● Data:

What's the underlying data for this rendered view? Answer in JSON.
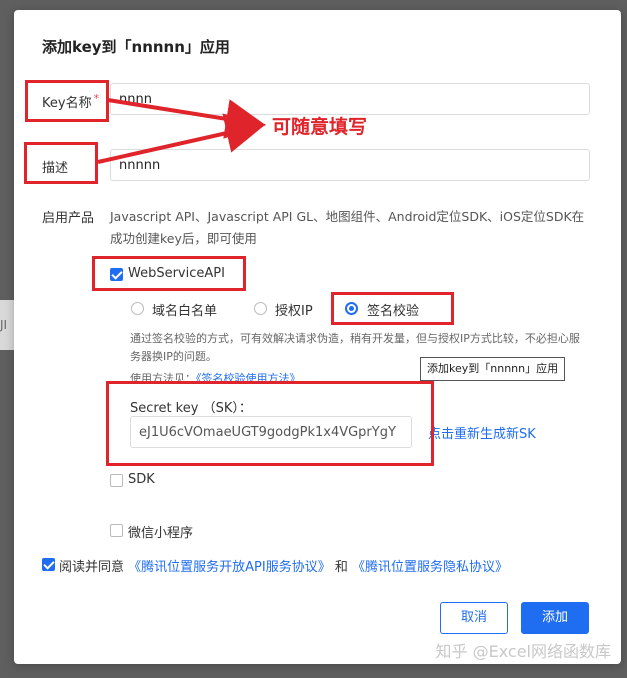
{
  "backdrop": {
    "text": "JI"
  },
  "dialog": {
    "title": "添加key到「nnnnn」应用",
    "key_name": {
      "label": "Key名称",
      "required_mark": "*",
      "value": "nnnn"
    },
    "description": {
      "label": "描述",
      "value": "nnnnn"
    },
    "products": {
      "label": "启用产品",
      "text": "Javascript API、Javascript API GL、地图组件、Android定位SDK、iOS定位SDK在成功创建key后，即可使用"
    },
    "webservice": {
      "label": "WebServiceAPI",
      "checked": true,
      "options": [
        "域名白名单",
        "授权IP",
        "签名校验"
      ],
      "selected": "签名校验",
      "note": "通过签名校验的方式，可有效解决请求伪造，稍有开发量，但与授权IP方式比较，不必担心服务器换IP的问题。",
      "usage_label": "使用方法见：",
      "usage_link": "《签名校验使用方法》",
      "secret_label": "Secret key （SK）：",
      "secret_value": "eJ1U6cVOmaeUGT9godgPk1x4VGprYgY",
      "regen_link": "点击重新生成新SK"
    },
    "sdk": {
      "label": "SDK",
      "checked": false
    },
    "miniprogram": {
      "label": "微信小程序",
      "checked": false
    },
    "agreement": {
      "checked": true,
      "prefix": "阅读并同意",
      "link1": "《腾讯位置服务开放API服务协议》",
      "middle": "和",
      "link2": "《腾讯位置服务隐私协议》"
    },
    "tooltip": "添加key到「nnnnn」应用",
    "buttons": {
      "cancel": "取消",
      "add": "添加"
    }
  },
  "annotation": {
    "text": "可随意填写",
    "color": "#e0242b"
  },
  "watermark": "知乎 @Excel网络函数库",
  "colors": {
    "primary": "#1f6df1",
    "annotation": "#e0242b"
  }
}
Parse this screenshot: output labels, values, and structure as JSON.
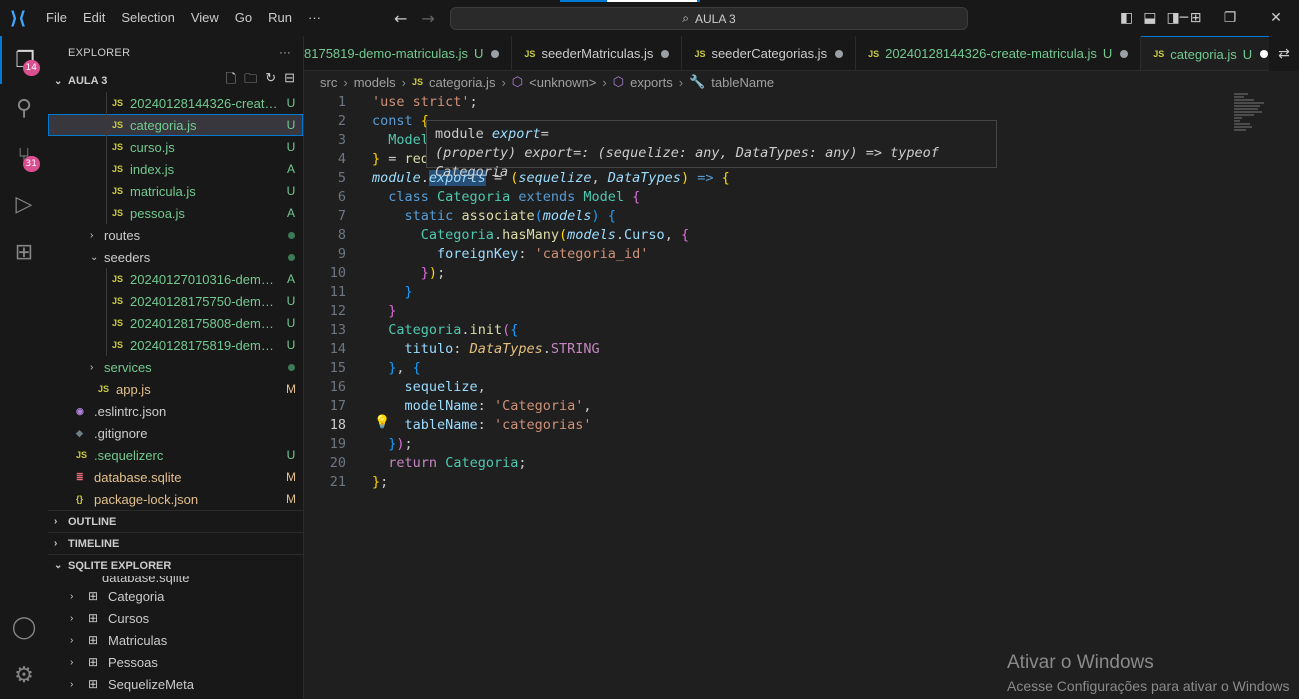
{
  "titlebar": {
    "menu": [
      "File",
      "Edit",
      "Selection",
      "View",
      "Go",
      "Run",
      "···"
    ],
    "search_text": "AULA 3"
  },
  "activity": {
    "explorer_badge": "14",
    "scm_badge": "31"
  },
  "explorer": {
    "header": "EXPLORER",
    "folder": "AULA 3",
    "files": [
      {
        "name": "20240128144326-create-mat...",
        "status": "U",
        "type": "js",
        "color": "green"
      },
      {
        "name": "categoria.js",
        "status": "U",
        "type": "js",
        "color": "green"
      },
      {
        "name": "curso.js",
        "status": "U",
        "type": "js",
        "color": "green"
      },
      {
        "name": "index.js",
        "status": "A",
        "type": "js",
        "color": "green"
      },
      {
        "name": "matricula.js",
        "status": "U",
        "type": "js",
        "color": "green"
      },
      {
        "name": "pessoa.js",
        "status": "A",
        "type": "js",
        "color": "green"
      },
      {
        "name": "routes",
        "status": "",
        "type": "folder",
        "color": "dim"
      },
      {
        "name": "seeders",
        "status": "",
        "type": "folder-open",
        "color": "dim"
      },
      {
        "name": "20240127010316-demo-pess...",
        "status": "A",
        "type": "js",
        "color": "green"
      },
      {
        "name": "20240128175750-demo-cate...",
        "status": "U",
        "type": "js",
        "color": "green"
      },
      {
        "name": "20240128175808-demo-curs...",
        "status": "U",
        "type": "js",
        "color": "green"
      },
      {
        "name": "20240128175819-demo-mat...",
        "status": "U",
        "type": "js",
        "color": "green"
      },
      {
        "name": "services",
        "status": "",
        "type": "folder",
        "color": "green"
      },
      {
        "name": "app.js",
        "status": "M",
        "type": "js",
        "color": "yellow"
      },
      {
        "name": ".eslintrc.json",
        "status": "",
        "type": "eslint",
        "color": "dim"
      },
      {
        "name": ".gitignore",
        "status": "",
        "type": "git",
        "color": "dim"
      },
      {
        "name": ".sequelizerc",
        "status": "U",
        "type": "js",
        "color": "green"
      },
      {
        "name": "database.sqlite",
        "status": "M",
        "type": "db",
        "color": "yellow"
      },
      {
        "name": "package-lock.json",
        "status": "M",
        "type": "json",
        "color": "yellow"
      }
    ],
    "outline": "OUTLINE",
    "timeline": "TIMELINE",
    "sqlite": "SQLITE EXPLORER",
    "sqlite_db": "database.sqlite",
    "tables": [
      "Categoria",
      "Cursos",
      "Matriculas",
      "Pessoas",
      "SequelizeMeta"
    ]
  },
  "tabs": [
    {
      "label": "8175819-demo-matriculas.js",
      "suffix": "U",
      "dot": true,
      "active": false,
      "color": "#73c991"
    },
    {
      "label": "seederMatriculas.js",
      "suffix": "",
      "dot": true,
      "active": false,
      "color": "#cccccc"
    },
    {
      "label": "seederCategorias.js",
      "suffix": "",
      "dot": true,
      "active": false,
      "color": "#cccccc"
    },
    {
      "label": "20240128144326-create-matricula.js",
      "suffix": "U",
      "dot": true,
      "active": false,
      "color": "#73c991"
    },
    {
      "label": "categoria.js",
      "suffix": "U",
      "dot": true,
      "active": true,
      "color": "#73c991"
    }
  ],
  "breadcrumb": [
    "src",
    "models",
    "categoria.js",
    "<unknown>",
    "exports",
    "tableName"
  ],
  "hover": {
    "line1_a": "module",
    "line1_b": " export",
    "line1_c": "=",
    "line2": "(property) export=: (sequelize: any, DataTypes: any) => typeof Categoria"
  },
  "watermark": {
    "title": "Ativar o Windows",
    "subtitle": "Acesse Configurações para ativar o Windows"
  }
}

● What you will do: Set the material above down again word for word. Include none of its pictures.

● Solution for this task:
What's the underlying data for this rendered view? Answer in JSON.
{
  "backdrop": {
    "text": "JI"
  },
  "dialog": {
    "title": "添加key到「nnnnn」应用",
    "key_name": {
      "label": "Key名称",
      "required_mark": "*",
      "value": "nnnn"
    },
    "description": {
      "label": "描述",
      "value": "nnnnn"
    },
    "products": {
      "label": "启用产品",
      "text": "Javascript API、Javascript API GL、地图组件、Android定位SDK、iOS定位SDK在成功创建key后，即可使用"
    },
    "webservice": {
      "label": "WebServiceAPI",
      "checked": true,
      "options": [
        "域名白名单",
        "授权IP",
        "签名校验"
      ],
      "selected": "签名校验",
      "note": "通过签名校验的方式，可有效解决请求伪造，稍有开发量，但与授权IP方式比较，不必担心服务器换IP的问题。",
      "usage_label": "使用方法见：",
      "usage_link": "《签名校验使用方法》",
      "secret_label": "Secret key （SK）：",
      "secret_value": "eJ1U6cVOmaeUGT9godgPk1x4VGprYgY",
      "regen_link": "点击重新生成新SK"
    },
    "sdk": {
      "label": "SDK",
      "checked": false
    },
    "miniprogram": {
      "label": "微信小程序",
      "checked": false
    },
    "agreement": {
      "checked": true,
      "prefix": "阅读并同意",
      "link1": "《腾讯位置服务开放API服务协议》",
      "middle": "和",
      "link2": "《腾讯位置服务隐私协议》"
    },
    "tooltip": "添加key到「nnnnn」应用",
    "buttons": {
      "cancel": "取消",
      "add": "添加"
    }
  },
  "annotation": {
    "text": "可随意填写",
    "color": "#e0242b"
  },
  "watermark": "知乎 @Excel网络函数库",
  "colors": {
    "primary": "#1f6df1",
    "annotation": "#e0242b"
  }
}
Parse this screenshot: output labels, values, and structure as JSON.
{
  "titlebar": {
    "menu": [
      "File",
      "Edit",
      "Selection",
      "View",
      "Go",
      "Run",
      "···"
    ],
    "search_text": "AULA 3"
  },
  "activity": {
    "explorer_badge": "14",
    "scm_badge": "31"
  },
  "explorer": {
    "header": "EXPLORER",
    "folder": "AULA 3",
    "files": [
      {
        "name": "20240128144326-create-mat...",
        "status": "U",
        "type": "js",
        "color": "green"
      },
      {
        "name": "categoria.js",
        "status": "U",
        "type": "js",
        "color": "green"
      },
      {
        "name": "curso.js",
        "status": "U",
        "type": "js",
        "color": "green"
      },
      {
        "name": "index.js",
        "status": "A",
        "type": "js",
        "color": "green"
      },
      {
        "name": "matricula.js",
        "status": "U",
        "type": "js",
        "color": "green"
      },
      {
        "name": "pessoa.js",
        "status": "A",
        "type": "js",
        "color": "green"
      },
      {
        "name": "routes",
        "status": "",
        "type": "folder",
        "color": "dim"
      },
      {
        "name": "seeders",
        "status": "",
        "type": "folder-open",
        "color": "dim"
      },
      {
        "name": "20240127010316-demo-pess...",
        "status": "A",
        "type": "js",
        "color": "green"
      },
      {
        "name": "20240128175750-demo-cate...",
        "status": "U",
        "type": "js",
        "color": "green"
      },
      {
        "name": "20240128175808-demo-curs...",
        "status": "U",
        "type": "js",
        "color": "green"
      },
      {
        "name": "20240128175819-demo-mat...",
        "status": "U",
        "type": "js",
        "color": "green"
      },
      {
        "name": "services",
        "status": "",
        "type": "folder",
        "color": "green"
      },
      {
        "name": "app.js",
        "status": "M",
        "type": "js",
        "color": "yellow"
      },
      {
        "name": ".eslintrc.json",
        "status": "",
        "type": "eslint",
        "color": "dim"
      },
      {
        "name": ".gitignore",
        "status": "",
        "type": "git",
        "color": "dim"
      },
      {
        "name": ".sequelizerc",
        "status": "U",
        "type": "js",
        "color": "green"
      },
      {
        "name": "database.sqlite",
        "status": "M",
        "type": "db",
        "color": "yellow"
      },
      {
        "name": "package-lock.json",
        "status": "M",
        "type": "json",
        "color": "yellow"
      }
    ],
    "outline": "OUTLINE",
    "timeline": "TIMELINE",
    "sqlite": "SQLITE EXPLORER",
    "sqlite_db": "database.sqlite",
    "tables": [
      "Categoria",
      "Cursos",
      "Matriculas",
      "Pessoas",
      "SequelizeMeta"
    ]
  },
  "tabs": [
    {
      "label": "8175819-demo-matriculas.js",
      "suffix": "U",
      "dot": true,
      "active": false,
      "color": "#73c991"
    },
    {
      "label": "seederMatriculas.js",
      "suffix": "",
      "dot": true,
      "active": false,
      "color": "#cccccc"
    },
    {
      "label": "seederCategorias.js",
      "suffix": "",
      "dot": true,
      "active": false,
      "color": "#cccccc"
    },
    {
      "label": "20240128144326-create-matricula.js",
      "suffix": "U",
      "dot": true,
      "active": false,
      "color": "#73c991"
    },
    {
      "label": "categoria.js",
      "suffix": "U",
      "dot": true,
      "active": true,
      "color": "#73c991"
    }
  ],
  "breadcrumb": [
    "src",
    "models",
    "categoria.js",
    "<unknown>",
    "exports",
    "tableName"
  ],
  "hover": {
    "line1_a": "module",
    "line1_b": " export",
    "line1_c": "=",
    "line2": "(property) export=: (sequelize: any, DataTypes: any) => typeof Categoria"
  },
  "watermark": {
    "title": "Ativar o Windows",
    "subtitle": "Acesse Configurações para ativar o Windows"
  }
}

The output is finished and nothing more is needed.